You will first behold the Vindhya ranges, possessing a hundred peaks covered with trees and shrubs of every kind, and the enchanting river, Narmada, frequented by mighty serpents, and the wide and charming stream, Godavari, with its dark reeds, and the captivating Krishnaveni; the regions of Mekhalas and Utkala and the city of Dasharna also; Abravanti and Avanti, Vidarbhas and Nishtikas and the charming Mahishakas. You will see too, the Matsyas, Kalingas and Kaushikas, where you should search for the princess and the Dandaka Forest with its mountains, rivers and caverns and the Godavari, also examine the districts of Andhras, Paundras, the Cholas, Pandyas and Keralas. Then repair to the Ayomukha Mountain, rich in ore, with its marvellous peaks and flowering woodlands; that mountain, possessing lovely forests of sandalwood, should be carefully searched by you.
The vanara army then venture out of Kishkindha to scour these regions for Sita.
Sahadeva's conflict with the kings of Kishkindha is mentioned in the Mahabharata:
Sahadeva, on the order of Maharaja Yudhisthira, marched toward the southern countries. He defeated the Surasenas, the Matsyas and brought under his sway Dantavakra, the mighty king of Adhirajas. He conquered the Nishadas and the kings of Avanti, Vinda and Anuvinda. He brought under Maharaja Yudhisthira's rule, King Bhishmaka and the king of the Koshalas.

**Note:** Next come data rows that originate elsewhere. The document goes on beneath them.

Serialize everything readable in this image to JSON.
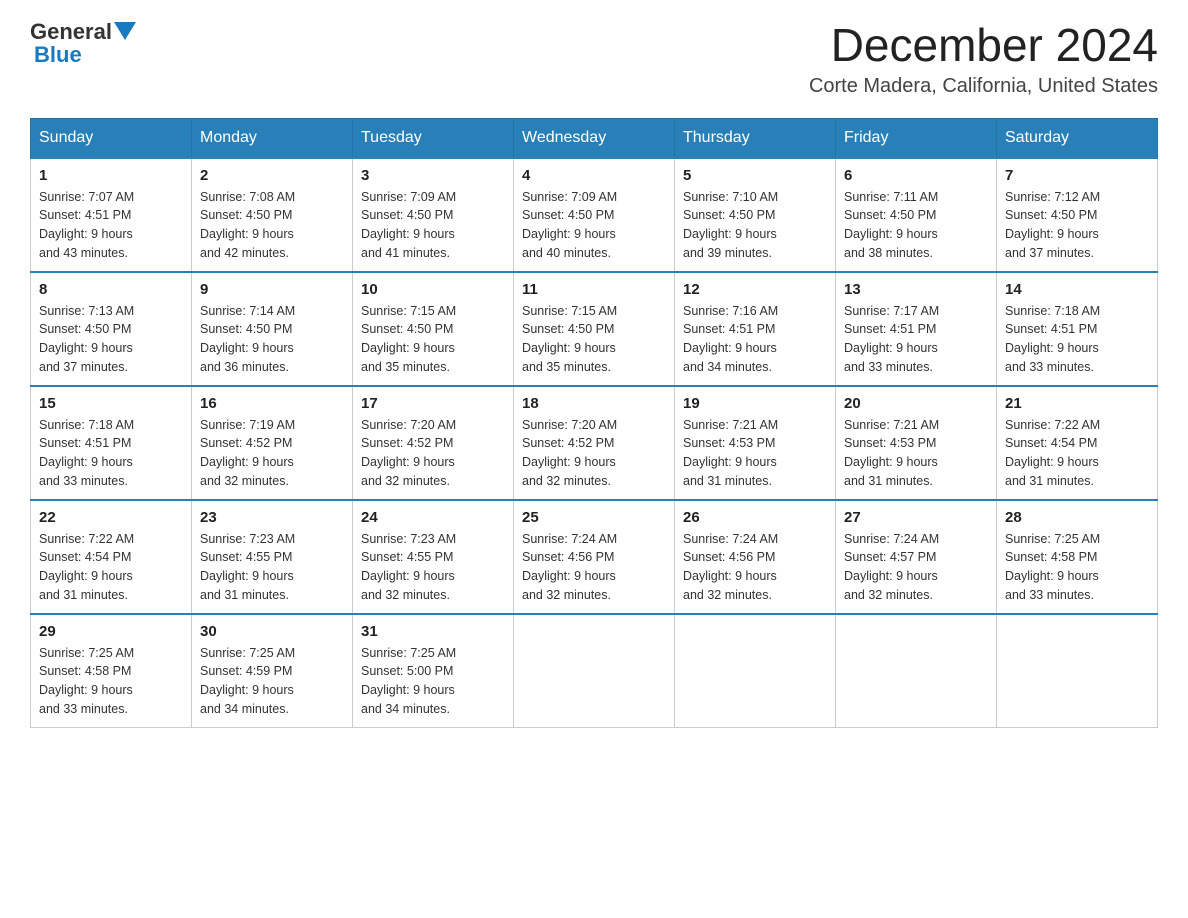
{
  "header": {
    "logo_general": "General",
    "logo_blue": "Blue",
    "main_title": "December 2024",
    "subtitle": "Corte Madera, California, United States"
  },
  "weekdays": [
    "Sunday",
    "Monday",
    "Tuesday",
    "Wednesday",
    "Thursday",
    "Friday",
    "Saturday"
  ],
  "weeks": [
    [
      {
        "day": "1",
        "sunrise": "7:07 AM",
        "sunset": "4:51 PM",
        "daylight": "9 hours and 43 minutes."
      },
      {
        "day": "2",
        "sunrise": "7:08 AM",
        "sunset": "4:50 PM",
        "daylight": "9 hours and 42 minutes."
      },
      {
        "day": "3",
        "sunrise": "7:09 AM",
        "sunset": "4:50 PM",
        "daylight": "9 hours and 41 minutes."
      },
      {
        "day": "4",
        "sunrise": "7:09 AM",
        "sunset": "4:50 PM",
        "daylight": "9 hours and 40 minutes."
      },
      {
        "day": "5",
        "sunrise": "7:10 AM",
        "sunset": "4:50 PM",
        "daylight": "9 hours and 39 minutes."
      },
      {
        "day": "6",
        "sunrise": "7:11 AM",
        "sunset": "4:50 PM",
        "daylight": "9 hours and 38 minutes."
      },
      {
        "day": "7",
        "sunrise": "7:12 AM",
        "sunset": "4:50 PM",
        "daylight": "9 hours and 37 minutes."
      }
    ],
    [
      {
        "day": "8",
        "sunrise": "7:13 AM",
        "sunset": "4:50 PM",
        "daylight": "9 hours and 37 minutes."
      },
      {
        "day": "9",
        "sunrise": "7:14 AM",
        "sunset": "4:50 PM",
        "daylight": "9 hours and 36 minutes."
      },
      {
        "day": "10",
        "sunrise": "7:15 AM",
        "sunset": "4:50 PM",
        "daylight": "9 hours and 35 minutes."
      },
      {
        "day": "11",
        "sunrise": "7:15 AM",
        "sunset": "4:50 PM",
        "daylight": "9 hours and 35 minutes."
      },
      {
        "day": "12",
        "sunrise": "7:16 AM",
        "sunset": "4:51 PM",
        "daylight": "9 hours and 34 minutes."
      },
      {
        "day": "13",
        "sunrise": "7:17 AM",
        "sunset": "4:51 PM",
        "daylight": "9 hours and 33 minutes."
      },
      {
        "day": "14",
        "sunrise": "7:18 AM",
        "sunset": "4:51 PM",
        "daylight": "9 hours and 33 minutes."
      }
    ],
    [
      {
        "day": "15",
        "sunrise": "7:18 AM",
        "sunset": "4:51 PM",
        "daylight": "9 hours and 33 minutes."
      },
      {
        "day": "16",
        "sunrise": "7:19 AM",
        "sunset": "4:52 PM",
        "daylight": "9 hours and 32 minutes."
      },
      {
        "day": "17",
        "sunrise": "7:20 AM",
        "sunset": "4:52 PM",
        "daylight": "9 hours and 32 minutes."
      },
      {
        "day": "18",
        "sunrise": "7:20 AM",
        "sunset": "4:52 PM",
        "daylight": "9 hours and 32 minutes."
      },
      {
        "day": "19",
        "sunrise": "7:21 AM",
        "sunset": "4:53 PM",
        "daylight": "9 hours and 31 minutes."
      },
      {
        "day": "20",
        "sunrise": "7:21 AM",
        "sunset": "4:53 PM",
        "daylight": "9 hours and 31 minutes."
      },
      {
        "day": "21",
        "sunrise": "7:22 AM",
        "sunset": "4:54 PM",
        "daylight": "9 hours and 31 minutes."
      }
    ],
    [
      {
        "day": "22",
        "sunrise": "7:22 AM",
        "sunset": "4:54 PM",
        "daylight": "9 hours and 31 minutes."
      },
      {
        "day": "23",
        "sunrise": "7:23 AM",
        "sunset": "4:55 PM",
        "daylight": "9 hours and 31 minutes."
      },
      {
        "day": "24",
        "sunrise": "7:23 AM",
        "sunset": "4:55 PM",
        "daylight": "9 hours and 32 minutes."
      },
      {
        "day": "25",
        "sunrise": "7:24 AM",
        "sunset": "4:56 PM",
        "daylight": "9 hours and 32 minutes."
      },
      {
        "day": "26",
        "sunrise": "7:24 AM",
        "sunset": "4:56 PM",
        "daylight": "9 hours and 32 minutes."
      },
      {
        "day": "27",
        "sunrise": "7:24 AM",
        "sunset": "4:57 PM",
        "daylight": "9 hours and 32 minutes."
      },
      {
        "day": "28",
        "sunrise": "7:25 AM",
        "sunset": "4:58 PM",
        "daylight": "9 hours and 33 minutes."
      }
    ],
    [
      {
        "day": "29",
        "sunrise": "7:25 AM",
        "sunset": "4:58 PM",
        "daylight": "9 hours and 33 minutes."
      },
      {
        "day": "30",
        "sunrise": "7:25 AM",
        "sunset": "4:59 PM",
        "daylight": "9 hours and 34 minutes."
      },
      {
        "day": "31",
        "sunrise": "7:25 AM",
        "sunset": "5:00 PM",
        "daylight": "9 hours and 34 minutes."
      },
      null,
      null,
      null,
      null
    ]
  ],
  "labels": {
    "sunrise": "Sunrise: ",
    "sunset": "Sunset: ",
    "daylight": "Daylight: "
  }
}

Sahadeva then fought with Mainda and Dvivida, the kings of Kishkinda. Then Sahadeva encountered his toughest challenge at Mahismati; he fought with king Nila, who was aided by Agni, the fire god. The encounter between the two forces was fierce, terrible and bloody, and before long Agni, the fire god, was scorching the front line of chariots, elephants and soldiers in Sahadeva's army. Witnessing the possible extinction of his army, Sahadeva did not know what to do.— Vyasa, Mahabharata, Chapter 5, Sabha Parva
Brahma mentions Kishkindha while narrating the Ramayanam:

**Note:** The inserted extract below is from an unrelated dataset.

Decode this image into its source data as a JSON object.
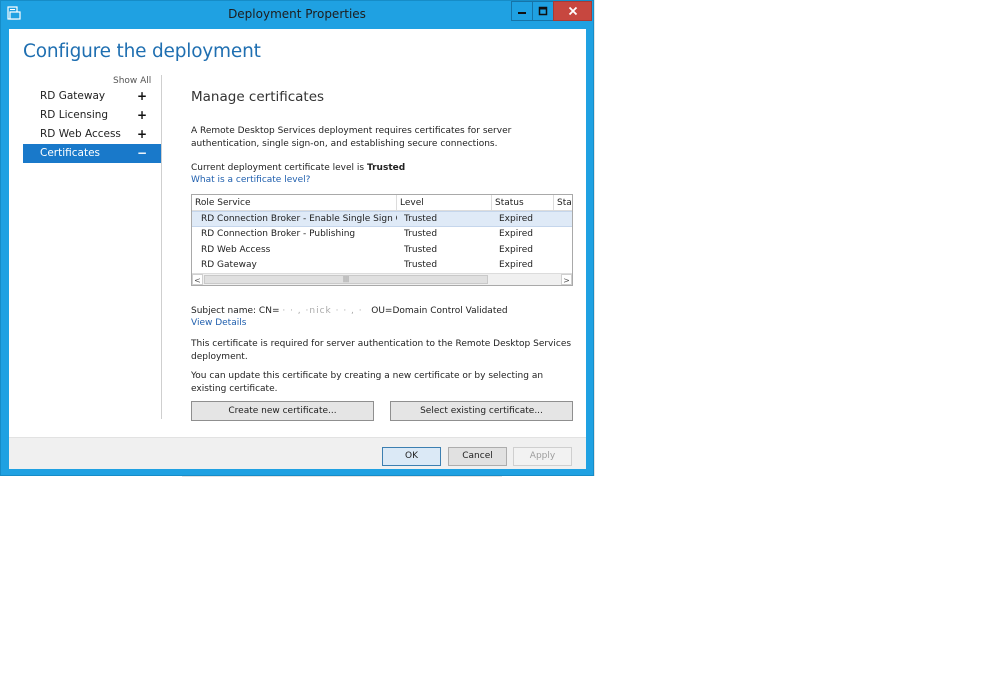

While there, Rama entered into a friendly compact with Sugriva, the brother of the monkey-king Vali, and showed his skill in archery by shooting through the trunks of seven Tala trees. Then he killed Vali and made over the sovereignity of the monkey-land Kishkinda to his brother Sugriva, and quartered himself with his beloved Lakshmana in the outskirts of the Mount Rishyamukha.— Garuda Purana, Chapter 143